**Task item**
Among the lines below, some may contain the string "title". Say how many do, and give nothing besides the number.

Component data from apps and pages
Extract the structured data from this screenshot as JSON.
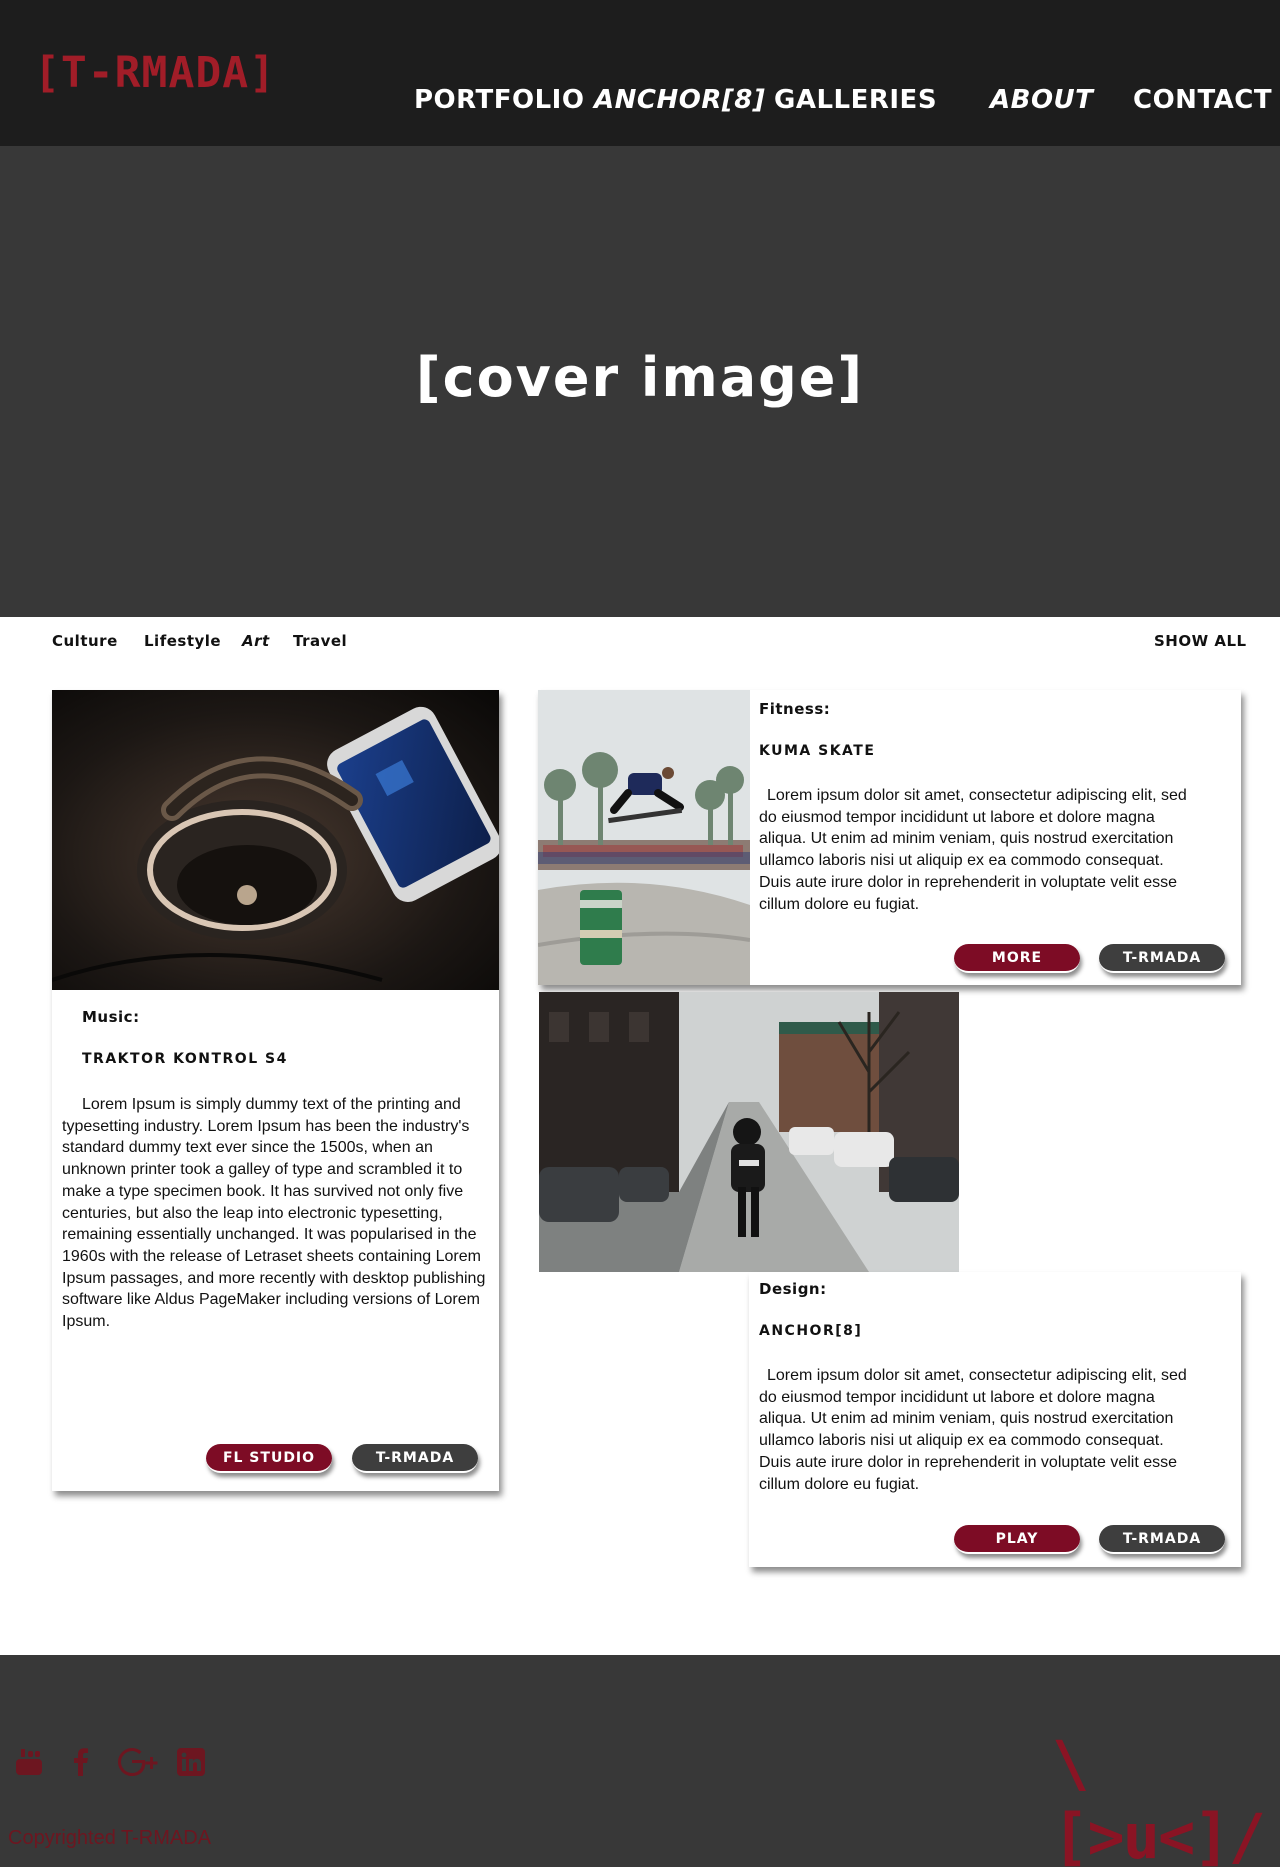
{
  "header": {
    "logo": "[T-RMADA]",
    "nav": [
      "PORTFOLIO",
      "ANCHOR[8]",
      "GALLERIES",
      "ABOUT",
      "CONTACT"
    ]
  },
  "hero": {
    "text": "[cover image]"
  },
  "filters": {
    "categories": [
      "Culture",
      "Lifestyle",
      "Art",
      "Travel"
    ],
    "show_all": "SHOW ALL"
  },
  "posts": {
    "music": {
      "category": "Music:",
      "title": "TRAKTOR KONTROL S4",
      "body": "Lorem Ipsum is simply dummy text of the printing and typesetting industry. Lorem Ipsum has been the industry's standard dummy text ever since the 1500s, when an unknown printer took a galley of type and scrambled it to make a type specimen book. It has survived not only five centuries, but also the leap into electronic typesetting, remaining essentially unchanged. It was popularised in the 1960s with the release of Letraset sheets containing Lorem Ipsum passages, and more recently with desktop publishing software like Aldus PageMaker including versions of Lorem Ipsum.",
      "buttons": [
        "FL STUDIO",
        "T-RMADA"
      ]
    },
    "fitness": {
      "category": "Fitness:",
      "title": "KUMA SKATE",
      "body": "Lorem ipsum dolor sit amet, consectetur adipiscing elit, sed do eiusmod tempor incididunt ut labore et dolore magna aliqua. Ut enim ad minim veniam, quis nostrud exercitation ullamco laboris nisi ut aliquip ex ea commodo consequat. Duis aute irure dolor in reprehenderit in voluptate velit esse cillum dolore eu fugiat.",
      "buttons": [
        "MORE",
        "T-RMADA"
      ]
    },
    "design": {
      "category": "Design:",
      "title": "ANCHOR[8]",
      "body": "Lorem ipsum dolor sit amet, consectetur adipiscing elit, sed do eiusmod tempor incididunt ut labore et dolore magna aliqua. Ut enim ad minim veniam, quis nostrud exercitation ullamco laboris nisi ut aliquip ex ea commodo consequat. Duis aute irure dolor in reprehenderit in voluptate velit esse cillum dolore eu fugiat.",
      "buttons": [
        "PLAY",
        "T-RMADA"
      ]
    }
  },
  "footer": {
    "social_icons": [
      "youtube-icon",
      "facebook-icon",
      "google-plus-icon",
      "linkedin-icon"
    ],
    "brand_mark": "\\[>u<]/",
    "copyright": "Copyrighted T-RMADA"
  },
  "colors": {
    "header_bg": "#1d1d1d",
    "hero_bg": "#383838",
    "accent_red": "#7d0c25",
    "logo_red": "#a11d28",
    "button_gray": "#3e3e3e"
  }
}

**Answer**
3